Since graduating from Central Saint Martins’ BA Fine Art in 2014, Matt Portman has directed multiple music videos, his own debut film and is currently in pre-production for his second, set in South Africa. His most recent project Schistocyte focuses on the artist’s relationship with the human body and introduced a new series of challenges for the filmmaker, as he was tasked with directing a dancer through a choreographed routine.
On the surface, Matt encourages us to stare upon the nude anatomy of his subject as she twists and convulses in a factory. Figuratively and aesthetically, the camera glides alongside Carys Staton, a 2011 graduate from The Rambert School of Ballet and Contemporary Dance, studying the curves of her spine and the extension of her legs. By definition, a Schistocyte is caused by the fragmentation of red blood cells, typically suffered by those with haemolytic anaemia, where the cells become jagged and sharp as they are broken in half. Whilst the project received its name in post production, the choreography is symbolic of the title in that every move that’s made and facial expression pulled resembles an exaggerated separation between mind and body.
The fluidity of the film shots means that it is experienced as a type of live performance, granting the audience access to every seat in the house. “When working on a live performance, you have only one chance,” Carys says. “You are not able to do a retake or cut or crop, what you perform within that minute is what will be seen.” Consequently, it is all of these components which provide the video with its overall sophistication as Matt mirrors his own art school experience; editing his vision until it says what he wants it to say. “I was in charge of not only the continuity, but with making sure the image itself was visually representable of the space and the dancer’s talents,” Matt explains.

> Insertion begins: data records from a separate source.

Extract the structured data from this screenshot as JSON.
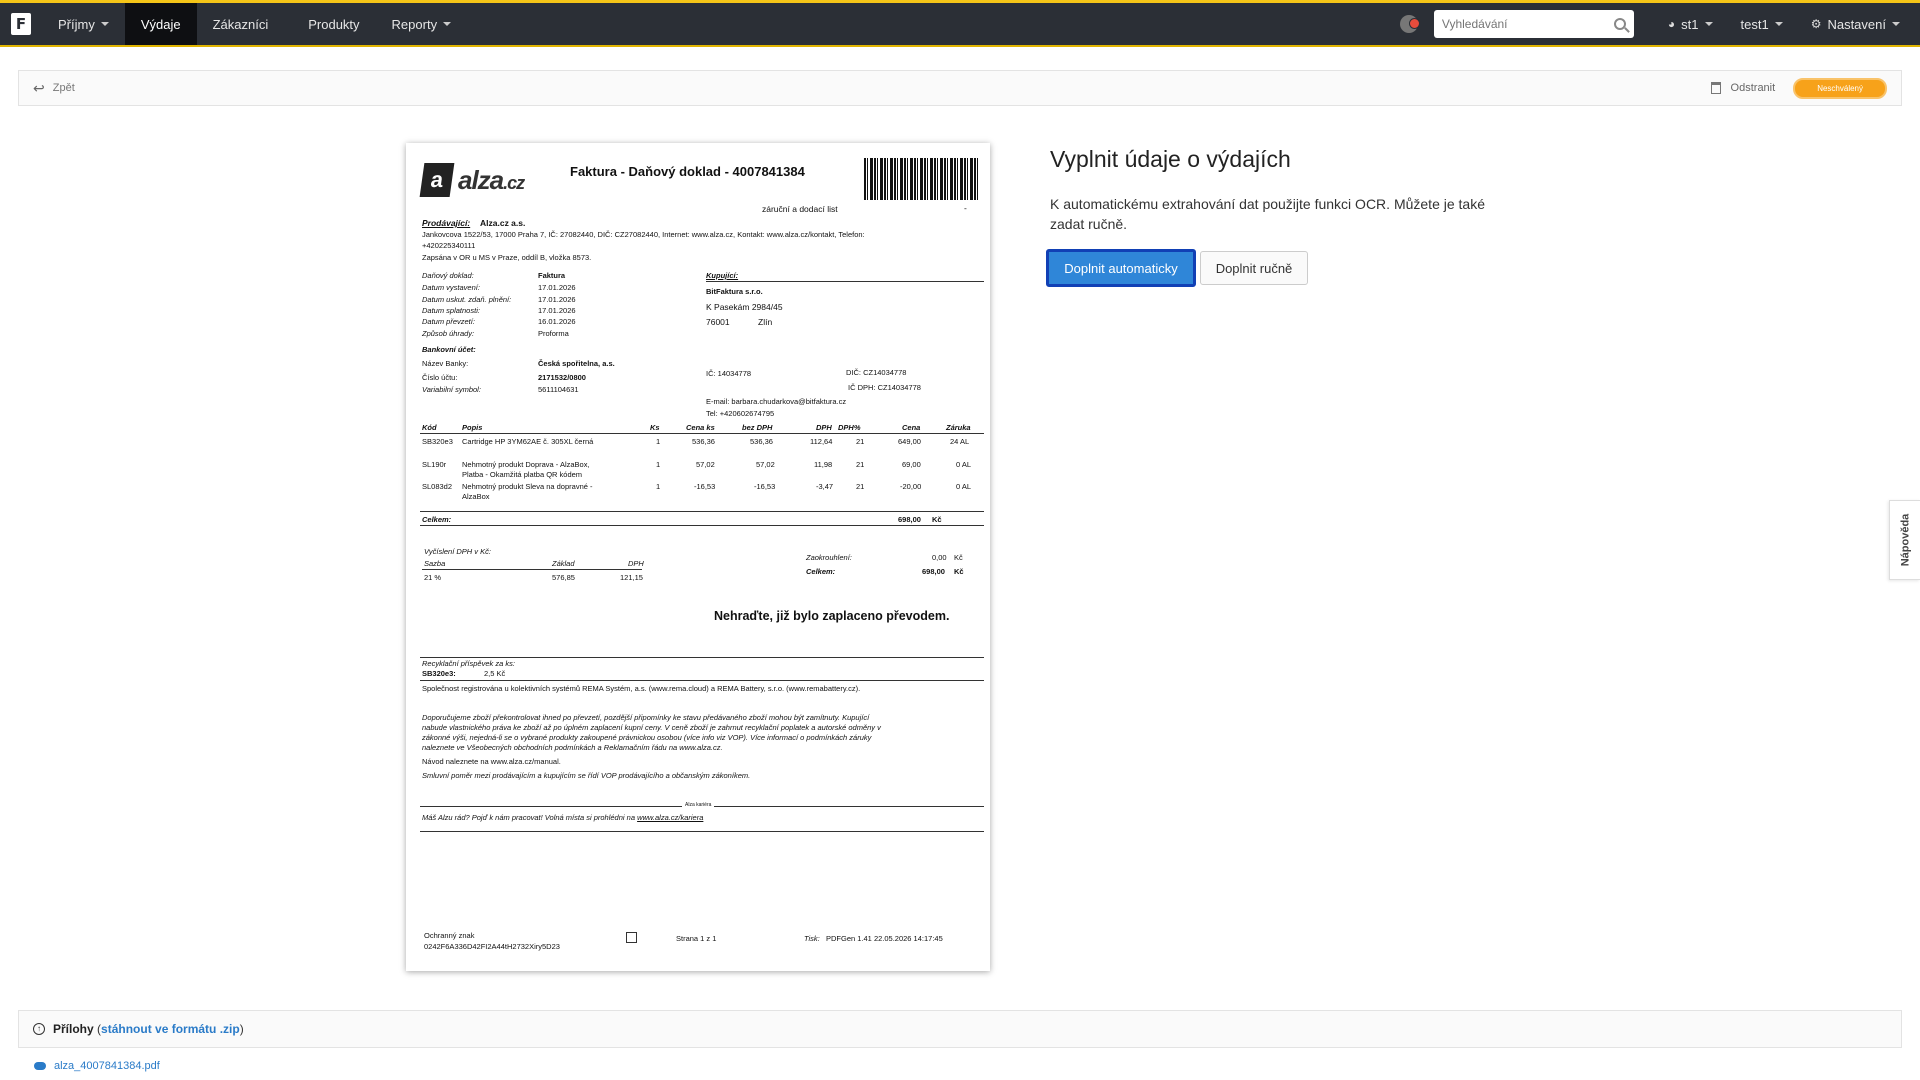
{
  "nav": {
    "items": [
      {
        "label": "Příjmy",
        "dropdown": true,
        "active": false
      },
      {
        "label": "Výdaje",
        "dropdown": false,
        "active": true
      },
      {
        "label": "Zákazníci",
        "dropdown": false,
        "active": false
      },
      {
        "label": "Produkty",
        "dropdown": false,
        "active": false
      },
      {
        "label": "Reporty",
        "dropdown": true,
        "active": false
      }
    ],
    "search_placeholder": "Vyhledávání",
    "user1": "st1",
    "user2": "test1",
    "settings": "Nastavení",
    "accent": "#f5c518"
  },
  "toolbar": {
    "back": "Zpět",
    "delete": "Odstranit",
    "status": "Neschválený",
    "status_color": "#f7a21a"
  },
  "invoice": {
    "title": "Faktura - Daňový doklad - 4007841384",
    "subtitle": "záruční a dodací list",
    "seller_label": "Prodávající:",
    "seller_name": "Alza.cz a.s.",
    "seller_addr1": "Jankovcova 1522/53, 17000 Praha 7, IČ: 27082440, DIČ: CZ27082440, Internet: www.alza.cz, Kontakt: www.alza.cz/kontakt, Telefon:",
    "seller_addr2": "+420225340111",
    "seller_addr3": "Zapsána v OR u MS v Praze, oddíl B, vložka 8573.",
    "doc_rows": [
      {
        "k": "Daňový doklad:",
        "v": "Faktura",
        "bold": true
      },
      {
        "k": "Datum vystavení:",
        "v": "17.01.2026",
        "bold": false
      },
      {
        "k": "Datum uskut. zdaň. plnění:",
        "v": "17.01.2026",
        "bold": false
      },
      {
        "k": "Datum splatnosti:",
        "v": "17.01.2026",
        "bold": false
      },
      {
        "k": "Datum převzetí:",
        "v": "16.01.2026",
        "bold": false
      },
      {
        "k": "Způsob úhrady:",
        "v": "Proforma",
        "bold": false
      }
    ],
    "bank_label": "Bankovní účet:",
    "bank_rows": [
      {
        "k": "Název Banky:",
        "v": "Česká spořitelna, a.s."
      },
      {
        "k": "Číslo účtu:",
        "v": "2171532/0800"
      },
      {
        "k": "Variabilní symbol:",
        "v": "5611104631"
      }
    ],
    "buyer_label": "Kupující:",
    "buyer_name": "BitFaktura s.r.o.",
    "buyer_street": "K Pasekám 2984/45",
    "buyer_zip": "76001",
    "buyer_city": "Zlín",
    "buyer_ic": "IČ: 14034778",
    "buyer_dic": "DIČ: CZ14034778",
    "buyer_icdph": "IČ DPH: CZ14034778",
    "buyer_email": "E-mail: barbara.chudarkova@bitfaktura.cz",
    "buyer_tel": "Tel: +420602674795",
    "table_head": [
      "Kód",
      "Popis",
      "Ks",
      "Cena ks",
      "bez DPH",
      "DPH",
      "DPH%",
      "Cena",
      "Záruka"
    ],
    "table_rows": [
      {
        "code": "SB320e3",
        "desc1": "Cartridge HP 3YM62AE č. 305XL černá",
        "desc2": "",
        "ks": "1",
        "cena_ks": "536,36",
        "bez": "536,36",
        "dph": "112,64",
        "pct": "21",
        "cena": "649,00",
        "zaruka": "24 AL"
      },
      {
        "code": "SL190r",
        "desc1": "Nehmotný produkt Doprava - AlzaBox,",
        "desc2": "Platba - Okamžitá platba QR kódem",
        "ks": "1",
        "cena_ks": "57,02",
        "bez": "57,02",
        "dph": "11,98",
        "pct": "21",
        "cena": "69,00",
        "zaruka": "0 AL"
      },
      {
        "code": "SL083d2",
        "desc1": "Nehmotný produkt Sleva na dopravné -",
        "desc2": "AlzaBox",
        "ks": "1",
        "cena_ks": "-16,53",
        "bez": "-16,53",
        "dph": "-3,47",
        "pct": "21",
        "cena": "-20,00",
        "zaruka": "0 AL"
      }
    ],
    "total_label": "Celkem:",
    "total_value": "698,00",
    "currency": "Kč",
    "vat_title": "Vyčíslení DPH v Kč:",
    "vat_head": [
      "Sazba",
      "Základ",
      "DPH"
    ],
    "vat_row": [
      "21 %",
      "576,85",
      "121,15"
    ],
    "round_label": "Zaokrouhlení:",
    "round_value": "0,00",
    "sum_label": "Celkem:",
    "sum_value": "698,00",
    "paid_note": "Nehraďte, již bylo zaplaceno převodem.",
    "recycle_label": "Recyklační příspěvek za ks:",
    "recycle_code": "SB320e3:",
    "recycle_value": "2,5 Kč",
    "rema": "Společnost registrována u kolektivních systémů REMA Systém, a.s. (www.rema.cloud) a REMA Battery, s.r.o. (www.remabattery.cz).",
    "terms": [
      "Doporučujeme zboží překontrolovat ihned po převzetí, pozdější připomínky ke stavu předávaného zboží mohou být zamítnuty. Kupující",
      "nabude vlastnického práva ke zboží až po úplném zaplacení kupní ceny. V ceně zboží je zahrnut recyklační poplatek a autorské odměny v",
      "zákonné výši, nejedná-li se o vybrané produkty zakoupené právnickou osobou (více info viz VOP). Více informací o podmínkách záruky",
      "naleznete ve Všeobecných obchodních podmínkách a Reklamačním řádu na www.alza.cz."
    ],
    "manual": "Návod naleznete na www.alza.cz/manual.",
    "contract": "Smluvní poměr mezi prodávajícím a kupujícím se řídí VOP prodávajícího a občanským zákoníkem.",
    "career_small": "Alza kariéra",
    "career_text": "Máš Alzu rád? Pojď k nám pracovat! Volná místa si prohlédni na",
    "career_link": "www.alza.cz/kariera",
    "guard_label": "Ochranný znak",
    "guard_code": "0242F6A336D42FI2A44tH2732Xiry5D23",
    "page": "Strana 1 z 1",
    "print_label": "Tisk:",
    "print_value": "PDFGen 1.41   22.05.2026 14:17:45"
  },
  "panel": {
    "title": "Vyplnit údaje o výdajích",
    "desc": "K automatickému extrahování dat použijte funkci OCR. Můžete je také zadat ručně.",
    "btn_auto": "Doplnit automaticky",
    "btn_manual": "Doplnit ručně",
    "btn_auto_color": "#2f86d8"
  },
  "help": {
    "label": "Nápověda"
  },
  "attachments": {
    "title": "Přílohy",
    "link": "stáhnout ve formátu .zip",
    "file": "alza_4007841384.pdf"
  }
}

As a student, Matt’s interest in film began from having to develop the habit of documenting his work. “I would make kinetic sculptures and then have to document it for my portfolio, but the artwork itself would generally be too heavy and complicated to dismantle and reassemble so I decided to record the work instead.” He continues: “During one crit, I was asked if the work was the video itself or if it was the sculpture within it and since then, I recognised the importance of documentation and how it was its own art form.”
Schistocyte is not Matt’s first experience behind the camera, but it is a clear demonstration of his distinctive visual style that will propel him forward. He believes he never finished the project but rather abandoned it instead. “There is always something else you can add or modify so it’s a matter of seeing the limitations and accepting where you are with it,” he concludes. “It’s easy to get wrapped up in the endless possibilities of creativity and then never finishing a piece!”
Words Katy Sacks